But instead of candy, ther bags contained personal items, such as shampoo, toothpaste, toothbrushes and deodorant.
Vicky Bernadette was one of 50 refugees treated by St. Ambrose University occupational therapy students, who have been helping them adjust to life in the U.S.
Ambrose graduate students have helped teach refugees how to read recipes, write checks, use a phone book, understand clothing sizes and use U.S. currency, as part of an English as a Second Language program sponsored jointly by Black Hawk College of Moline, the Illinois Secretary of State, Rock Island-Milan school district, Rock Island County Regional Office of Education Lights On and the church.
Giving them self-care products was designed to accustom them to U.S. customs on things such as bathing and tooth-brushing frequency, Ambrose student Kelsey Nolan said.
Most of the refugees at the event were from Myanmar, formerly called Burma, as well as Iraq and the African areas of Burundi, Democratic Republic of the Congo and Tanzania.
Collecting supplies and money to buy items was something Ms. Nolan said she and classmates felt compelled to do.
The energy refugees have thrown into learning new words and tasks ”is quite touching,” she said. ”This is the least we can do for all their hard work.”
Ms. Nolan told refugees it was almost Halloween and time for kids to get dressed in costumes to go trick-or-treating, a concept recently explained to them in class.
”We all love candy, but these are some basic personal items we hope you will find helpful,” she said.
What made the day more somber was the Sunday death of refugree student Ka Sher, 51, and the Tuesday funeral, program coordinator Lisa Viaene said, holding back tears.
”Knowing where he came from and the struggles he endured will stay with me forever,” she said. ”The people I want to thank the most today are my students.
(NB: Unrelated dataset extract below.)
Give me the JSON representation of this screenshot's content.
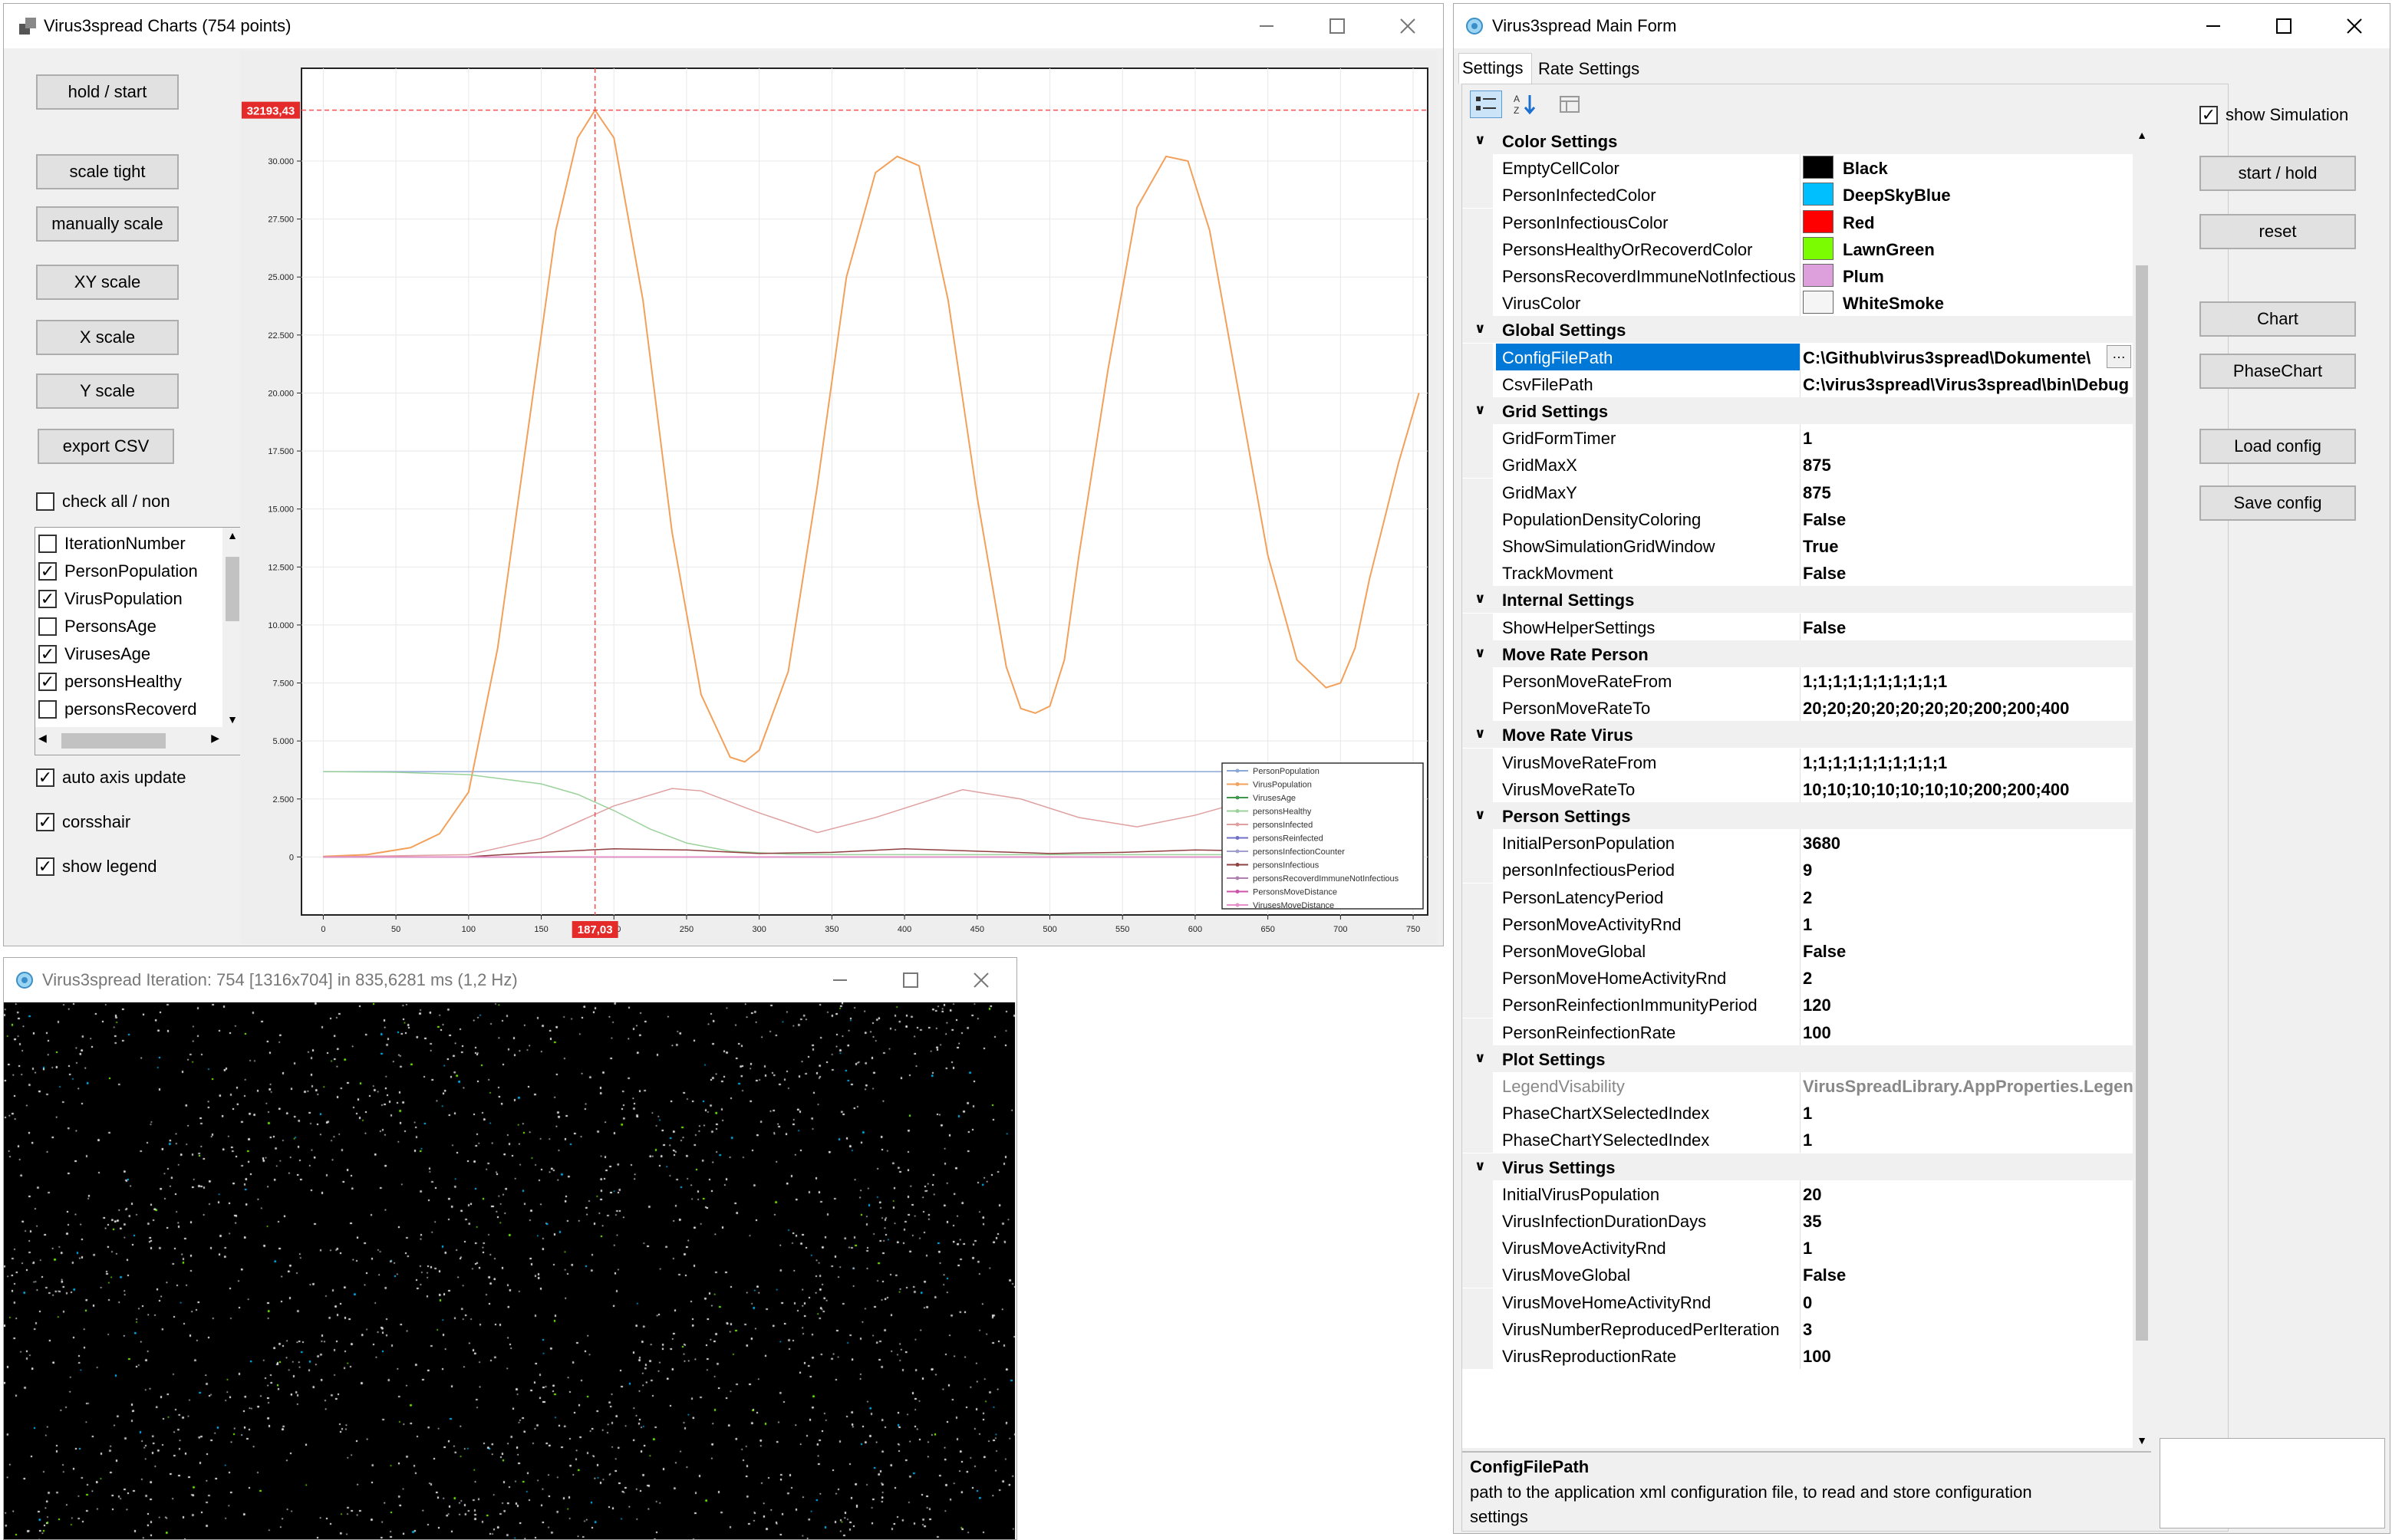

You brighten my world.”
The Rev. Michael Swartz said the students reminded him of the church’s founding 116 years ago.
”We have been in the business of helping immigrants for most of that time,” Rev. Swartz said. ”First, it was our German founders, and now it’s a new, recently immigrated group of neighbors.
”It redeems a bond with our church forbearers, helps a group of new immigrants adapt to this country, and is an opportunity for us to live out our faith,” he said.
”We have come full circle. It looks like coming to America all over again.”